Supplied material:
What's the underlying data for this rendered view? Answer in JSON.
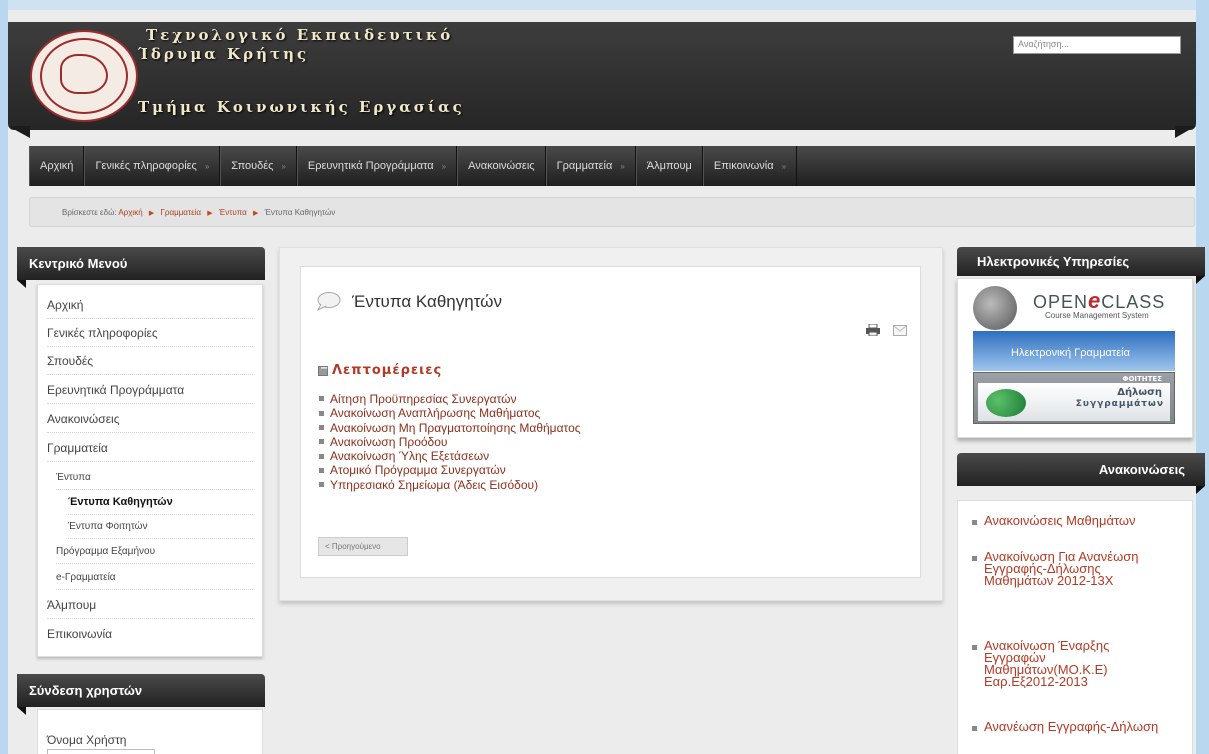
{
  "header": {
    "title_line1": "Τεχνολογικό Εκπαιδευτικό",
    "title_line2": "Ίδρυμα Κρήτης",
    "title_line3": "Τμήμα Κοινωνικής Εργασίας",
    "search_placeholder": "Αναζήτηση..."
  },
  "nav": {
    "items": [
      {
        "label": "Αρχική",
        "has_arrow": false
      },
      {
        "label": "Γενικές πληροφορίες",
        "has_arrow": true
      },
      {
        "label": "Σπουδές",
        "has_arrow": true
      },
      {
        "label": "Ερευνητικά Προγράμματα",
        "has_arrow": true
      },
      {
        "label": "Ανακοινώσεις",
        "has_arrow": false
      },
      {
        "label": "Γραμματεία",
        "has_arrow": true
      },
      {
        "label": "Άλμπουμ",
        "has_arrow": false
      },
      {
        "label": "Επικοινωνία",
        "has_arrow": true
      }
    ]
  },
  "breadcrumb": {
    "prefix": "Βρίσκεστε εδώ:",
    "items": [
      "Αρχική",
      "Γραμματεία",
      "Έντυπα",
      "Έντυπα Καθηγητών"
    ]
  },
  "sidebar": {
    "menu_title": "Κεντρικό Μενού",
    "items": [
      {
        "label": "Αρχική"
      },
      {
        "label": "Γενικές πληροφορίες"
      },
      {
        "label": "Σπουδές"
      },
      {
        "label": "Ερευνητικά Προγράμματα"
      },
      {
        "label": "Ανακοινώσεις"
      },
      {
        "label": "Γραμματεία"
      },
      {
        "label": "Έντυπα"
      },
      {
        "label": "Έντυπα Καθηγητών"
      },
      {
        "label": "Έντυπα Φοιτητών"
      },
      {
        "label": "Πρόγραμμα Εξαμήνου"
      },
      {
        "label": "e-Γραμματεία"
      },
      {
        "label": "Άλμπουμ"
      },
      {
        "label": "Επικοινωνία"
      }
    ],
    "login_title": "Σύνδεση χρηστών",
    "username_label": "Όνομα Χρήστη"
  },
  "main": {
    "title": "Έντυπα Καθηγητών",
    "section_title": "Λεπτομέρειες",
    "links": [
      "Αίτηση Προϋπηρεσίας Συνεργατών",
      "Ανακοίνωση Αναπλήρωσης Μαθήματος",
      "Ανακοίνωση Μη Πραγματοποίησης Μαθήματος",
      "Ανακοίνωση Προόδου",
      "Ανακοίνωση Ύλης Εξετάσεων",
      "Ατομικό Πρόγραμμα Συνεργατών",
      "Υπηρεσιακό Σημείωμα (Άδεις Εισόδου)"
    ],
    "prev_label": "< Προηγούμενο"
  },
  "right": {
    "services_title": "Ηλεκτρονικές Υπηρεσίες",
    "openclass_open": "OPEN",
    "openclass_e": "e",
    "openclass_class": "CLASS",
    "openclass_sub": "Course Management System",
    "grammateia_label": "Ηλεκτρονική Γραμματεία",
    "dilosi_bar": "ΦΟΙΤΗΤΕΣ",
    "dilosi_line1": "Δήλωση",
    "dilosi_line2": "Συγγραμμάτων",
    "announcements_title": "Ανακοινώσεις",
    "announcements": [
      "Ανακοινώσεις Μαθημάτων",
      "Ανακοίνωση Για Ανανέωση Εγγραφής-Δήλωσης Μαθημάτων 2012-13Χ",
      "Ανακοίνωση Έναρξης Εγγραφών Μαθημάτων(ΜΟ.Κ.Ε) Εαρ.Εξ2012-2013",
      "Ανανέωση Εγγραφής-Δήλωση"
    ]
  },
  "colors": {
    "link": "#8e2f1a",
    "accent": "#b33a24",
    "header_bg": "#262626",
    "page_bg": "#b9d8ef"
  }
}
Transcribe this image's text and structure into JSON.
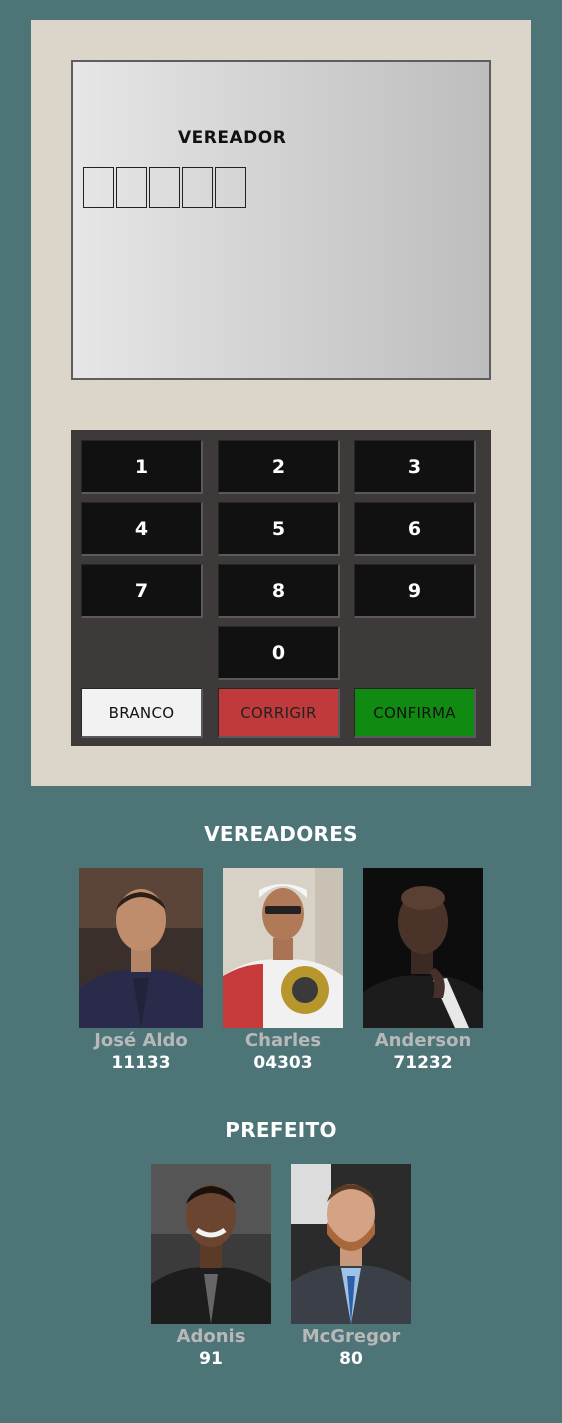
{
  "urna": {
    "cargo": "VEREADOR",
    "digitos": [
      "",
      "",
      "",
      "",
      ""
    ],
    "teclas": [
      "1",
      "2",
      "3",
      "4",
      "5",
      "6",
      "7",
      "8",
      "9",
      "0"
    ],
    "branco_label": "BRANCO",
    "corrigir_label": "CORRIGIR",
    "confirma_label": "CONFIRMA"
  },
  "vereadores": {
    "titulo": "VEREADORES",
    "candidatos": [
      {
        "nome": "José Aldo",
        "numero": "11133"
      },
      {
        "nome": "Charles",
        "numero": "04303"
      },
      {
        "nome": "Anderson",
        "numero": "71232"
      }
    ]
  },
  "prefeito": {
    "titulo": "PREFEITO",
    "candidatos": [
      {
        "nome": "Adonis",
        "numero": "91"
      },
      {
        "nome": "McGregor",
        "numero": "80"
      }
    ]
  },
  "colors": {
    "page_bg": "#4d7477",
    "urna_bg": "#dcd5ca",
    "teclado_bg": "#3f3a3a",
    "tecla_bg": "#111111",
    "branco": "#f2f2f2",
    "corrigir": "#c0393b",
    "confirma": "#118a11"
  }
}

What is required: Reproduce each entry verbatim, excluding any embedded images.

Exercise solution:
What's the underlying data for this rendered view? Answer in JSON.
{
  "header": {
    "title_line1": "Τεχνολογικό Εκπαιδευτικό",
    "title_line2": "Ίδρυμα Κρήτης",
    "title_line3": "Τμήμα Κοινωνικής Εργασίας",
    "search_placeholder": "Αναζήτηση..."
  },
  "nav": {
    "items": [
      {
        "label": "Αρχική",
        "has_arrow": false
      },
      {
        "label": "Γενικές πληροφορίες",
        "has_arrow": true
      },
      {
        "label": "Σπουδές",
        "has_arrow": true
      },
      {
        "label": "Ερευνητικά Προγράμματα",
        "has_arrow": true
      },
      {
        "label": "Ανακοινώσεις",
        "has_arrow": false
      },
      {
        "label": "Γραμματεία",
        "has_arrow": true
      },
      {
        "label": "Άλμπουμ",
        "has_arrow": false
      },
      {
        "label": "Επικοινωνία",
        "has_arrow": true
      }
    ]
  },
  "breadcrumb": {
    "prefix": "Βρίσκεστε εδώ:",
    "items": [
      "Αρχική",
      "Γραμματεία",
      "Έντυπα",
      "Έντυπα Καθηγητών"
    ]
  },
  "sidebar": {
    "menu_title": "Κεντρικό Μενού",
    "items": [
      {
        "label": "Αρχική"
      },
      {
        "label": "Γενικές πληροφορίες"
      },
      {
        "label": "Σπουδές"
      },
      {
        "label": "Ερευνητικά Προγράμματα"
      },
      {
        "label": "Ανακοινώσεις"
      },
      {
        "label": "Γραμματεία"
      },
      {
        "label": "Έντυπα"
      },
      {
        "label": "Έντυπα Καθηγητών"
      },
      {
        "label": "Έντυπα Φοιτητών"
      },
      {
        "label": "Πρόγραμμα Εξαμήνου"
      },
      {
        "label": "e-Γραμματεία"
      },
      {
        "label": "Άλμπουμ"
      },
      {
        "label": "Επικοινωνία"
      }
    ],
    "login_title": "Σύνδεση χρηστών",
    "username_label": "Όνομα Χρήστη"
  },
  "main": {
    "title": "Έντυπα Καθηγητών",
    "section_title": "Λεπτομέρειες",
    "links": [
      "Αίτηση Προϋπηρεσίας Συνεργατών",
      "Ανακοίνωση Αναπλήρωσης Μαθήματος",
      "Ανακοίνωση Μη Πραγματοποίησης Μαθήματος",
      "Ανακοίνωση Προόδου",
      "Ανακοίνωση Ύλης Εξετάσεων",
      "Ατομικό Πρόγραμμα Συνεργατών",
      "Υπηρεσιακό Σημείωμα (Άδεις Εισόδου)"
    ],
    "prev_label": "< Προηγούμενο"
  },
  "right": {
    "services_title": "Ηλεκτρονικές Υπηρεσίες",
    "openclass_open": "OPEN",
    "openclass_e": "e",
    "openclass_class": "CLASS",
    "openclass_sub": "Course Management System",
    "grammateia_label": "Ηλεκτρονική Γραμματεία",
    "dilosi_bar": "ΦΟΙΤΗΤΕΣ",
    "dilosi_line1": "Δήλωση",
    "dilosi_line2": "Συγγραμμάτων",
    "announcements_title": "Ανακοινώσεις",
    "announcements": [
      "Ανακοινώσεις Μαθημάτων",
      "Ανακοίνωση Για Ανανέωση Εγγραφής-Δήλωσης Μαθημάτων 2012-13Χ",
      "Ανακοίνωση Έναρξης Εγγραφών Μαθημάτων(ΜΟ.Κ.Ε) Εαρ.Εξ2012-2013",
      "Ανανέωση Εγγραφής-Δήλωση"
    ]
  },
  "colors": {
    "link": "#8e2f1a",
    "accent": "#b33a24",
    "header_bg": "#262626",
    "page_bg": "#b9d8ef"
  }
}
Transcribe this image's text and structure into JSON.
{
  "urna": {
    "cargo": "VEREADOR",
    "digitos": [
      "",
      "",
      "",
      "",
      ""
    ],
    "teclas": [
      "1",
      "2",
      "3",
      "4",
      "5",
      "6",
      "7",
      "8",
      "9",
      "0"
    ],
    "branco_label": "BRANCO",
    "corrigir_label": "CORRIGIR",
    "confirma_label": "CONFIRMA"
  },
  "vereadores": {
    "titulo": "VEREADORES",
    "candidatos": [
      {
        "nome": "José Aldo",
        "numero": "11133"
      },
      {
        "nome": "Charles",
        "numero": "04303"
      },
      {
        "nome": "Anderson",
        "numero": "71232"
      }
    ]
  },
  "prefeito": {
    "titulo": "PREFEITO",
    "candidatos": [
      {
        "nome": "Adonis",
        "numero": "91"
      },
      {
        "nome": "McGregor",
        "numero": "80"
      }
    ]
  },
  "colors": {
    "page_bg": "#4d7477",
    "urna_bg": "#dcd5ca",
    "teclado_bg": "#3f3a3a",
    "tecla_bg": "#111111",
    "branco": "#f2f2f2",
    "corrigir": "#c0393b",
    "confirma": "#118a11"
  }
}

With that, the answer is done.